**TASK PROMPT**
Lines with the word "name": copy all of them from the entries below.

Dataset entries
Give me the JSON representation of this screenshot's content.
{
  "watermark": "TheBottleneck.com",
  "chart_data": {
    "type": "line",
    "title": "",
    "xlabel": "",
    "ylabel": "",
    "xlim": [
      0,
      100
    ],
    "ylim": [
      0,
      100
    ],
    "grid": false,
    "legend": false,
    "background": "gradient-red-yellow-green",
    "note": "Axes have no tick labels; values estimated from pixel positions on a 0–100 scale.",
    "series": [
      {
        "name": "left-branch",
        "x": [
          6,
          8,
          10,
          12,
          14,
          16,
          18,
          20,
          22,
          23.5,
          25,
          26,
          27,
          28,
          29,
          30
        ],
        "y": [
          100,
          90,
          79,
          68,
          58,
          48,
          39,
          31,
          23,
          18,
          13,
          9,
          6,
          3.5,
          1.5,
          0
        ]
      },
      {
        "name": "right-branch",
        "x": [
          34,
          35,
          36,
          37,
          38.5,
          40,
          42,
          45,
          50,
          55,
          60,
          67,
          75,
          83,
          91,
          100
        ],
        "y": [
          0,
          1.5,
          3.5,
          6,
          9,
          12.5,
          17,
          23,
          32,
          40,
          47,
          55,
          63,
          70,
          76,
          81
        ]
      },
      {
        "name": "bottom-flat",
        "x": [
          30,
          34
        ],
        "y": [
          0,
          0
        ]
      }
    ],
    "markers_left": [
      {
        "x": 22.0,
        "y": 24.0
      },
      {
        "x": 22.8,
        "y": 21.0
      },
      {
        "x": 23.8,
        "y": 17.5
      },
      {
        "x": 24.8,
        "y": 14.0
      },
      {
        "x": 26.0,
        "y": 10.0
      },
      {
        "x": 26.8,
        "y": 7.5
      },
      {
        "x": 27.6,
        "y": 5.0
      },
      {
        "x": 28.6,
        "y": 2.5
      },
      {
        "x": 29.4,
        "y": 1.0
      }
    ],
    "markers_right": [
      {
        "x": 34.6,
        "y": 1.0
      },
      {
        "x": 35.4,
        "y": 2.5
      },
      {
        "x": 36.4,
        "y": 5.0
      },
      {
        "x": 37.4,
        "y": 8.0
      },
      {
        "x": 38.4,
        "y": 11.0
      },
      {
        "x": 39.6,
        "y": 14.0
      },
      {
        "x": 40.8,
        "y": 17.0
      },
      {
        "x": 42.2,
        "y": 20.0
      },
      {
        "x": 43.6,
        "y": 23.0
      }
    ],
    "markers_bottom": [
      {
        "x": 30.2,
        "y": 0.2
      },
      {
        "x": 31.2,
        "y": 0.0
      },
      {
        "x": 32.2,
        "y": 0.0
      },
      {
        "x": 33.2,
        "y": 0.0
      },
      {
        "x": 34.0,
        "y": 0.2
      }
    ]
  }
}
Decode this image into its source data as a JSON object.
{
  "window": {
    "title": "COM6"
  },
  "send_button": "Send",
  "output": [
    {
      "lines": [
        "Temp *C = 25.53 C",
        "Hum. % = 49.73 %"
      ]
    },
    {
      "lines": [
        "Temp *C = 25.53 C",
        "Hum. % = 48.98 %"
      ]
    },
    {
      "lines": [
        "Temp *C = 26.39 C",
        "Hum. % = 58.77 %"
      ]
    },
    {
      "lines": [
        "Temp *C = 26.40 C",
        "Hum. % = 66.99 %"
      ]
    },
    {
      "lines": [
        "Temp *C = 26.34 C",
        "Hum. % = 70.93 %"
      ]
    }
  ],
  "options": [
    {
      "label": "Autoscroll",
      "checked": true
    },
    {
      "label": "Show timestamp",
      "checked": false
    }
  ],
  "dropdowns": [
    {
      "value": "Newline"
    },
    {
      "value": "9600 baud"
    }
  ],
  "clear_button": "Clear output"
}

**WRITTEN SOLUTION**
        "name": "left-branch",
        "name": "right-branch",
        "name": "bottom-flat",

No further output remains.